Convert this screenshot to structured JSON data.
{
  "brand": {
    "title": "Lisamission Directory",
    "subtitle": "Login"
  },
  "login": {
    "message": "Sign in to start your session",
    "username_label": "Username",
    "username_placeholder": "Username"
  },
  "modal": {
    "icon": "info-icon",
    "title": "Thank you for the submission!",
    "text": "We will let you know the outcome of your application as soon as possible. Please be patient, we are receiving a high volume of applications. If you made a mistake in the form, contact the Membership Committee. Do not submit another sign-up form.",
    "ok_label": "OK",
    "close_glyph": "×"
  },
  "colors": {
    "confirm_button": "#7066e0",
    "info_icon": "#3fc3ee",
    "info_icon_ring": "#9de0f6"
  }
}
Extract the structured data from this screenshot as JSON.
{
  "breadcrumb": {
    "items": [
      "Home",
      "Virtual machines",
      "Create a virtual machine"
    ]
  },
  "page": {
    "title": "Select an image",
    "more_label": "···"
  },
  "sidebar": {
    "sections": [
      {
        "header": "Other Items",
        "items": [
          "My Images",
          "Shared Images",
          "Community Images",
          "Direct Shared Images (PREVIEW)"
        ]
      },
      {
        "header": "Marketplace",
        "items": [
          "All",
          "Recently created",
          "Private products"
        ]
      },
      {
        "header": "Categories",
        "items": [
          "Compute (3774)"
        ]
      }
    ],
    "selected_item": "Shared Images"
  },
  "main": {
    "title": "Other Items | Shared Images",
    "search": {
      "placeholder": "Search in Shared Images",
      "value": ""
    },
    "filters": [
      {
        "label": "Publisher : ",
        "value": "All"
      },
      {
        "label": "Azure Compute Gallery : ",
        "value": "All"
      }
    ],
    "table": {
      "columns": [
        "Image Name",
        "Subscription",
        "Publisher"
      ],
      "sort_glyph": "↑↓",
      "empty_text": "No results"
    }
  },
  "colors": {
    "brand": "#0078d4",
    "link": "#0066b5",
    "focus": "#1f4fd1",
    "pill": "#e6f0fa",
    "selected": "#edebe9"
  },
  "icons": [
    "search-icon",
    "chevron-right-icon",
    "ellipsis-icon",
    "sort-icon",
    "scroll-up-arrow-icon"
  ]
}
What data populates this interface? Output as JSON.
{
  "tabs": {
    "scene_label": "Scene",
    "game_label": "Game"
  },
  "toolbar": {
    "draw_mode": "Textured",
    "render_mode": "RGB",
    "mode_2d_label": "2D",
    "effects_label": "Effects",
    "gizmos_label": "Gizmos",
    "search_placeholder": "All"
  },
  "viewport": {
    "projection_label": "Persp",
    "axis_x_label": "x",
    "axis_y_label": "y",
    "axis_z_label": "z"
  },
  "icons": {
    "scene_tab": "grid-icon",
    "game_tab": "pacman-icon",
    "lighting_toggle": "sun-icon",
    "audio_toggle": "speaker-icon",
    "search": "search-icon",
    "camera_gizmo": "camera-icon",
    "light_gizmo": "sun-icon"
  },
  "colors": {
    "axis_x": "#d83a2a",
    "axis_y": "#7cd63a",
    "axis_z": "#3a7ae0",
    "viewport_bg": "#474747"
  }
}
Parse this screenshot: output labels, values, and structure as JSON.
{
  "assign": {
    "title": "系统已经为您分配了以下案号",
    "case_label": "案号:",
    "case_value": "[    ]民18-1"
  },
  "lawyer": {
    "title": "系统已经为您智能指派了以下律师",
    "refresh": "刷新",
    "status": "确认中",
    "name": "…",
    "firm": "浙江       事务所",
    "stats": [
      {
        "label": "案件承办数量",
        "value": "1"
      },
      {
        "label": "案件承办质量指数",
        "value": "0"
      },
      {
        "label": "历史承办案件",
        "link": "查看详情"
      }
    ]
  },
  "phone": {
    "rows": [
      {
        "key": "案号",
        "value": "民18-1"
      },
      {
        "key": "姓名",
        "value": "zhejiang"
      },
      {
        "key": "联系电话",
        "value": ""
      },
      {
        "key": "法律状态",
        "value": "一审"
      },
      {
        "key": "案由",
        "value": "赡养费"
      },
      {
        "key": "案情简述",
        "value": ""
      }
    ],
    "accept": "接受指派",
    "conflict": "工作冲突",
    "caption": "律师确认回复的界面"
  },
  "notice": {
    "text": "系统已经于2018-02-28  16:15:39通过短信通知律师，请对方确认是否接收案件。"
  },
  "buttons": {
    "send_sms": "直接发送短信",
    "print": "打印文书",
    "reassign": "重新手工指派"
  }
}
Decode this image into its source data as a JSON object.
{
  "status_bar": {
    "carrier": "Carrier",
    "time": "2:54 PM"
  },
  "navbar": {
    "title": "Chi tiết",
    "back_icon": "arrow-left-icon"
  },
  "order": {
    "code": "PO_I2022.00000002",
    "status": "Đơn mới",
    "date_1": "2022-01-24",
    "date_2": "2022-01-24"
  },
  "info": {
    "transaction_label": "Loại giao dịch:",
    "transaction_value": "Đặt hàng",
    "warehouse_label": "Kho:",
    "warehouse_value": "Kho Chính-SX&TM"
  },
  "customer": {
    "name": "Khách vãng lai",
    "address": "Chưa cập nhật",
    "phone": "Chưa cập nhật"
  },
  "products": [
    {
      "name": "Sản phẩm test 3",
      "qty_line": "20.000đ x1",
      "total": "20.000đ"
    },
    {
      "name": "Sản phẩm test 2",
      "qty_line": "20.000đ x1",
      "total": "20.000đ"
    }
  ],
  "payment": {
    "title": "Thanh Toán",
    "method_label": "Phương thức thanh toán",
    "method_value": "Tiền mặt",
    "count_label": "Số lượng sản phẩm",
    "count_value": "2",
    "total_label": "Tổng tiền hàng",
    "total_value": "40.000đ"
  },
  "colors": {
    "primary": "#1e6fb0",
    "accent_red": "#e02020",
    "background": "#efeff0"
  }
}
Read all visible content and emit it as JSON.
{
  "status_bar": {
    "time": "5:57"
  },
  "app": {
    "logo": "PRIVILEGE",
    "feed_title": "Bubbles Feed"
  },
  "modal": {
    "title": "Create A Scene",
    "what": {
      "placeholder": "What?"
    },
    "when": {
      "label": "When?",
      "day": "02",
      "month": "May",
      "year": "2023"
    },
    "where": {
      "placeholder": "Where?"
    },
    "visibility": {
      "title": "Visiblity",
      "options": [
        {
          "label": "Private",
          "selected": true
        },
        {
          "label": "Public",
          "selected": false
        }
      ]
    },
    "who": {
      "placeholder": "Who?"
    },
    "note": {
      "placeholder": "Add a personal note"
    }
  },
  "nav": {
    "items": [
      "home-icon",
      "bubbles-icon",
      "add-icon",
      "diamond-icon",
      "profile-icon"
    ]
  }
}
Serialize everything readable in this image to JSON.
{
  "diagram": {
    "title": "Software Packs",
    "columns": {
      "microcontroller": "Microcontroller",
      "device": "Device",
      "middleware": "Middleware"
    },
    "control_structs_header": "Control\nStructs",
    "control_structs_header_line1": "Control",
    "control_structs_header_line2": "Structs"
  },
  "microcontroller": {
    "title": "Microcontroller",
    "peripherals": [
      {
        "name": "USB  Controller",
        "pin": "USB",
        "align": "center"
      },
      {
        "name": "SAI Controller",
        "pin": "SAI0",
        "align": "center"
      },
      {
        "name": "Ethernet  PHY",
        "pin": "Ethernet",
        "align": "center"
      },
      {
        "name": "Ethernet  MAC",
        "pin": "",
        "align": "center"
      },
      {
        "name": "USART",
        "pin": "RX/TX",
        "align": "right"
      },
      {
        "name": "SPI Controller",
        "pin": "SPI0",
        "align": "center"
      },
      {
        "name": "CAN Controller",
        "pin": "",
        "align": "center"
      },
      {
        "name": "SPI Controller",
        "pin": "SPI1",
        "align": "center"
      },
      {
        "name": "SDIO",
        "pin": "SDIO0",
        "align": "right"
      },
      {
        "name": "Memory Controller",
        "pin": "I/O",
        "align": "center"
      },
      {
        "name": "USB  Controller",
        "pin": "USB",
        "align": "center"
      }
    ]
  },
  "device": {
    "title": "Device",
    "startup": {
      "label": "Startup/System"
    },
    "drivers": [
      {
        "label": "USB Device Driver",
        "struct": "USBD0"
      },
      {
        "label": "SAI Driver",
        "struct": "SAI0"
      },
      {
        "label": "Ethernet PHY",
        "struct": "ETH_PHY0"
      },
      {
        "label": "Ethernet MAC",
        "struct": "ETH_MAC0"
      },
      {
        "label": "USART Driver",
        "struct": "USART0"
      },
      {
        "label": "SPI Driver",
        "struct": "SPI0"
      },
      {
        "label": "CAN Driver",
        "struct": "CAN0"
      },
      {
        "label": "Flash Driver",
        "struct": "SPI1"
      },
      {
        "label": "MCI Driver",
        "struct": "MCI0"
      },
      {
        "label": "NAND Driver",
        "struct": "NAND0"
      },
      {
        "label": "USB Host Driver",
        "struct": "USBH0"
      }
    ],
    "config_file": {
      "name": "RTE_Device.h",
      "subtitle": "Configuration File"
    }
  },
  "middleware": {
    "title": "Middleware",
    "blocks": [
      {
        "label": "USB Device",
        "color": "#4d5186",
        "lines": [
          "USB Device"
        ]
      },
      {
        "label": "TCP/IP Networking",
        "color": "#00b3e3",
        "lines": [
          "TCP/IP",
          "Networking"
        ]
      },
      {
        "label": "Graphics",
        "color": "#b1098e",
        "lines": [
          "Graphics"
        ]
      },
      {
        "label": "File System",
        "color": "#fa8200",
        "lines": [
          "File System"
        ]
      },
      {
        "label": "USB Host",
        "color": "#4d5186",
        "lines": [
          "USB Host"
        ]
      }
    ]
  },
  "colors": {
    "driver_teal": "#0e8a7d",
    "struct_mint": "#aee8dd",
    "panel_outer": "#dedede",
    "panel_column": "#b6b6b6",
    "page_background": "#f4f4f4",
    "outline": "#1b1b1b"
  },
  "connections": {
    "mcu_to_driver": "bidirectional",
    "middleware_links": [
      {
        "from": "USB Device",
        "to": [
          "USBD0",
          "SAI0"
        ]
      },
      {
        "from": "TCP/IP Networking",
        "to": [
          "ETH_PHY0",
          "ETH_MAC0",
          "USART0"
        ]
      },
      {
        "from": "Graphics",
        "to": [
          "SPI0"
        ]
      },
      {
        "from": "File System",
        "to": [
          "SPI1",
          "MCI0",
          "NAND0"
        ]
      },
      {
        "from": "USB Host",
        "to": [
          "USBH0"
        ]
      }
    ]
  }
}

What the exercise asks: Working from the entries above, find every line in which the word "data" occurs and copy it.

Your solution:
Convert this screenshot to structured JSON data.
Extract the structured data from this screenshot as JSON.
What data populates this interface? Output as JSON.
Decode this image into its source data as a JSON object.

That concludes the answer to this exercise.